We didn’t hike up to the fortress nestled above the town, and were told that was the only way to see it — no driving allowed. It was my birthday, I was feeling lazy. Instead, we sat outside in the main square in Ribeauvillé, people watching and feeding the bug ice cubes under our table. He was all about it until the table next to us ordered rösti. Then he wanted nothing to do with us.
I guess I should also point out that he wasn’t up for any hiking, either:
We did find his French spirit animal, though. This windowfront snoozefest was a welcome change to the rowdy neighborcats back home, with whom he has nothing in common:

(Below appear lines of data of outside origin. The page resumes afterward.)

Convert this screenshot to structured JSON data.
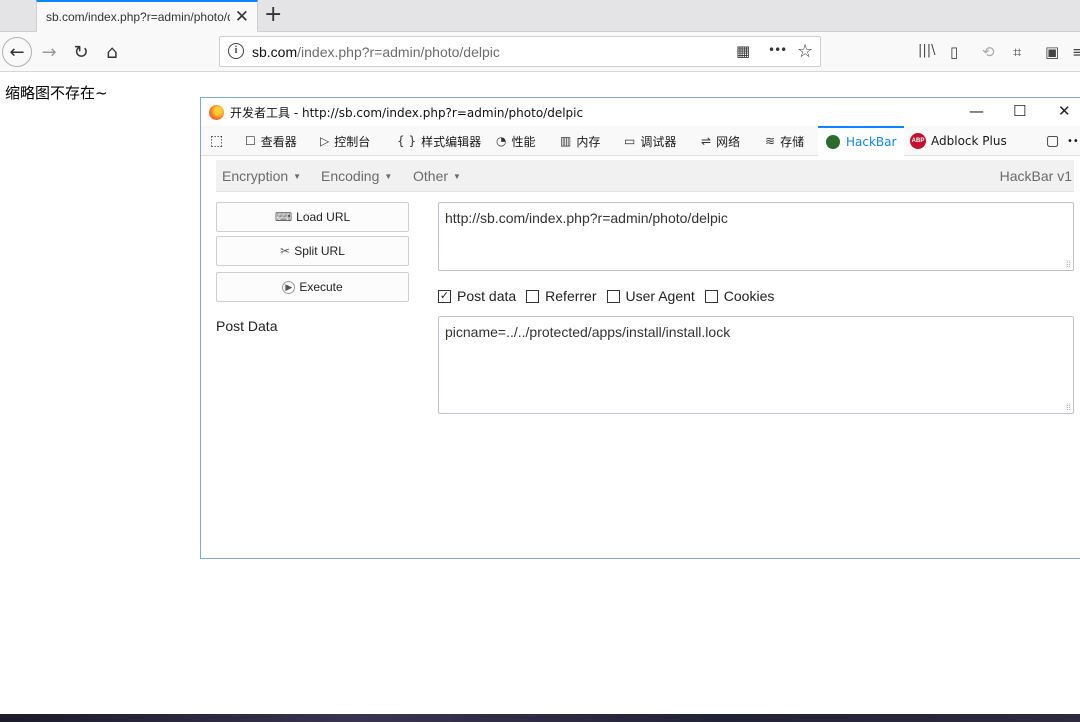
{
  "browser": {
    "tab": {
      "title": "sb.com/index.php?r=admin/photo/delpic",
      "close": "✕"
    },
    "new_tab": "+",
    "url": {
      "host": "sb.com",
      "path": "/index.php?r=admin/photo/delpic"
    },
    "icons": {
      "back": "←",
      "forward": "→",
      "reload": "↻",
      "home": "⌂",
      "qr": "▦",
      "more": "•••",
      "star": "☆",
      "library": "|||\\",
      "sidebar": "▯",
      "sync": "⟲",
      "crop": "⌗",
      "screenshot": "▣",
      "menu": "≡"
    }
  },
  "page": {
    "message": "缩略图不存在~"
  },
  "devtools": {
    "title": "开发者工具 - http://sb.com/index.php?r=admin/photo/delpic",
    "window_controls": {
      "minimize": "—",
      "maximize": "☐",
      "close": "✕"
    },
    "picker_icon": "⬚",
    "tools": [
      {
        "icon": "☐",
        "label": "查看器"
      },
      {
        "icon": "▷",
        "label": "控制台"
      },
      {
        "icon": "{ }",
        "label": "样式编辑器"
      },
      {
        "icon": "◔",
        "label": "性能"
      },
      {
        "icon": "▥",
        "label": "内存"
      },
      {
        "icon": "▭",
        "label": "调试器"
      },
      {
        "icon": "⇌",
        "label": "网络"
      },
      {
        "icon": "≋",
        "label": "存储"
      },
      {
        "label": "HackBar"
      },
      {
        "label": "Adblock Plus"
      }
    ],
    "abp_badge": "ABP",
    "overflow": {
      "dock": "▢",
      "more": "•••"
    },
    "active_tool": "HackBar",
    "accent_color": "#0a84ff"
  },
  "hackbar": {
    "menus": [
      "Encryption",
      "Encoding",
      "Other"
    ],
    "caret": "▼",
    "version": "HackBar v1",
    "buttons": {
      "load_url": "Load URL",
      "split_url": "Split URL",
      "execute": "Execute"
    },
    "button_icons": {
      "load": "⌨",
      "split": "✂",
      "execute": "▶"
    },
    "post_data_label": "Post Data",
    "url_value": "http://sb.com/index.php?r=admin/photo/delpic",
    "checkboxes": [
      {
        "label": "Post data",
        "checked": true,
        "mark": "✓"
      },
      {
        "label": "Referrer",
        "checked": false
      },
      {
        "label": "User Agent",
        "checked": false
      },
      {
        "label": "Cookies",
        "checked": false
      }
    ],
    "post_value": "picname=../../protected/apps/install/install.lock",
    "grip": "⁞⁞"
  }
}
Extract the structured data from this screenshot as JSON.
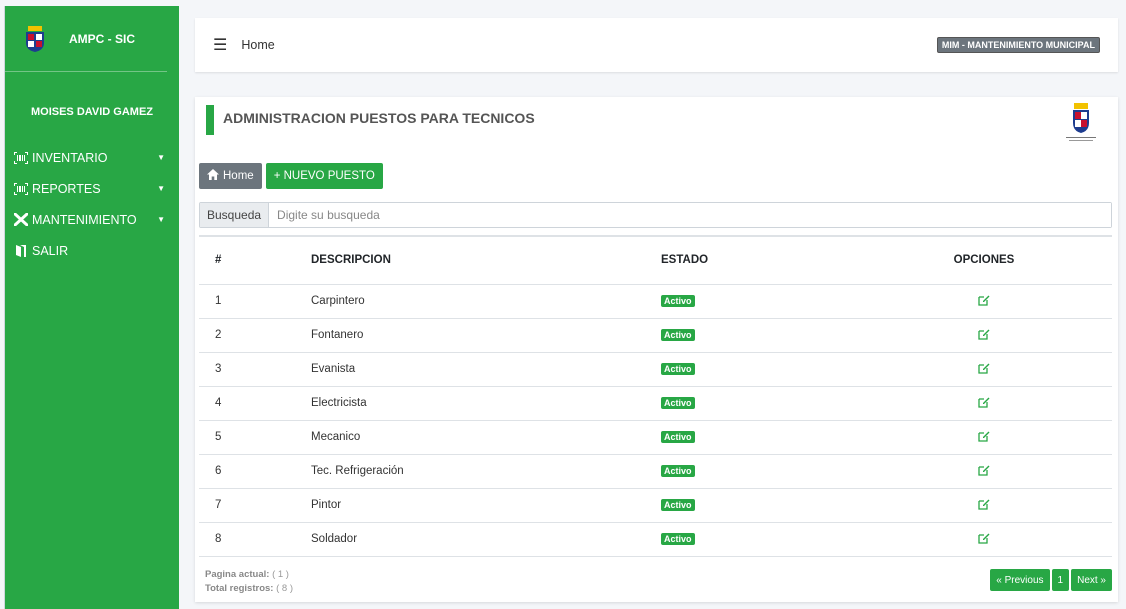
{
  "app": {
    "brand": "AMPC - SIC",
    "user": "MOISES DAVID GAMEZ"
  },
  "sidebar": {
    "items": [
      {
        "label": "INVENTARIO",
        "icon": "barcode-icon",
        "caret": true
      },
      {
        "label": "REPORTES",
        "icon": "barcode-icon",
        "caret": true
      },
      {
        "label": "MANTENIMIENTO",
        "icon": "tools-icon",
        "caret": true
      },
      {
        "label": "SALIR",
        "icon": "door-exit-icon",
        "caret": false
      }
    ]
  },
  "topbar": {
    "breadcrumb": "Home",
    "badge": "MIM - MANTENIMIENTO MUNICIPAL"
  },
  "card": {
    "title": "ADMINISTRACION PUESTOS PARA TECNICOS",
    "home_button": "Home",
    "new_button": "+ NUEVO PUESTO",
    "search_label": "Busqueda",
    "search_placeholder": "Digite su busqueda"
  },
  "table": {
    "headers": [
      "#",
      "DESCRIPCION",
      "ESTADO",
      "OPCIONES"
    ],
    "rows": [
      {
        "num": "1",
        "desc": "Carpintero",
        "estado": "Activo"
      },
      {
        "num": "2",
        "desc": "Fontanero",
        "estado": "Activo"
      },
      {
        "num": "3",
        "desc": "Evanista",
        "estado": "Activo"
      },
      {
        "num": "4",
        "desc": "Electricista",
        "estado": "Activo"
      },
      {
        "num": "5",
        "desc": "Mecanico",
        "estado": "Activo"
      },
      {
        "num": "6",
        "desc": "Tec. Refrigeración",
        "estado": "Activo"
      },
      {
        "num": "7",
        "desc": "Pintor",
        "estado": "Activo"
      },
      {
        "num": "8",
        "desc": "Soldador",
        "estado": "Activo"
      }
    ]
  },
  "footer": {
    "page_label": "Pagina actual:",
    "page_value": "( 1 )",
    "total_label": "Total registros:",
    "total_value": "( 8 )"
  },
  "pagination": {
    "previous": "« Previous",
    "current": "1",
    "next": "Next »"
  },
  "colors": {
    "accent": "#28a745",
    "grey": "#6c757d"
  }
}
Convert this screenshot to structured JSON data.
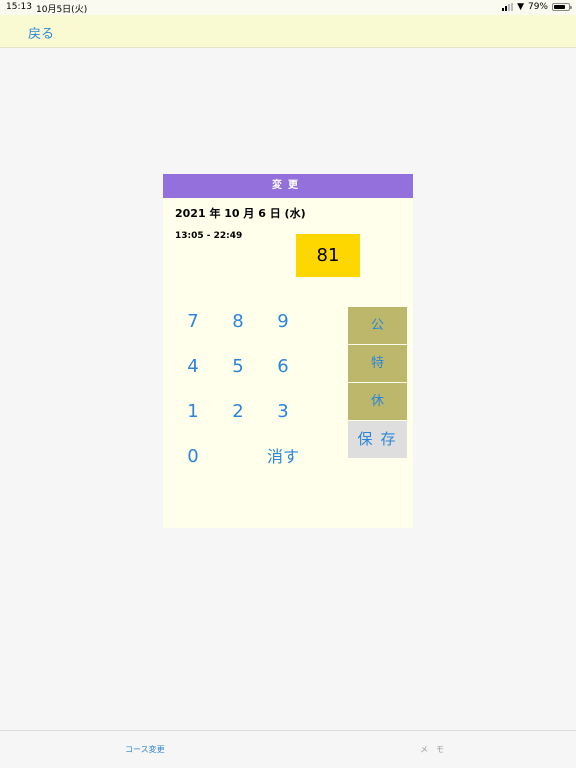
{
  "status_bar": {
    "time": "15:13",
    "date": "10月5日(火)",
    "battery": "79%",
    "battery_level": 0.79
  },
  "nav": {
    "back_label": "戻る"
  },
  "dialog": {
    "title": "変更",
    "date": "2021 年 10 月 6 日 (水)",
    "time_range": "13:05 - 22:49",
    "value": "81",
    "keypad": [
      "7",
      "8",
      "9",
      "4",
      "5",
      "6",
      "1",
      "2",
      "3",
      "0"
    ],
    "clear_label": "消す",
    "side_buttons": [
      "公",
      "特",
      "休"
    ],
    "save_label": "保存"
  },
  "tabs": {
    "course_change": "コース変更",
    "memo": "メモ"
  },
  "colors": {
    "header": "#9370db",
    "value_box": "#ffd700",
    "side_button": "#bdb76b",
    "link": "#2b86d9"
  }
}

We wrapped up our time in Ribeauvillé at Jean Sipp, which also ended up being our favorite — for the views from the cellar door, the cute box they sent us away with after we purchased our wines, and the bounding black lab that almost knocked me over saying hello (he’s not pictured because he was just TOO EXCITED!!!!!).
Our third and final stop on our little Alsatian tour was Riquewihr, which was just a charming but even emptier than Ribeauvillé.
Visiting both made me really want to see the region during the harvest — a wish that was only further confirmed once we left Riquewihr and started driving along the actual wine route back to Colmar.
Though I think that two nights / three days was sufficient to get a taste of Alsace, I found myself wishing we were there for longer. We never made it up to Strasbourg, and there was much more of the wine route we could have tried.
This obviously means that a return is in order, and I am hoping it’s sooner rather than later… if for nothing more than a stack of bretzels sucrée, piled high.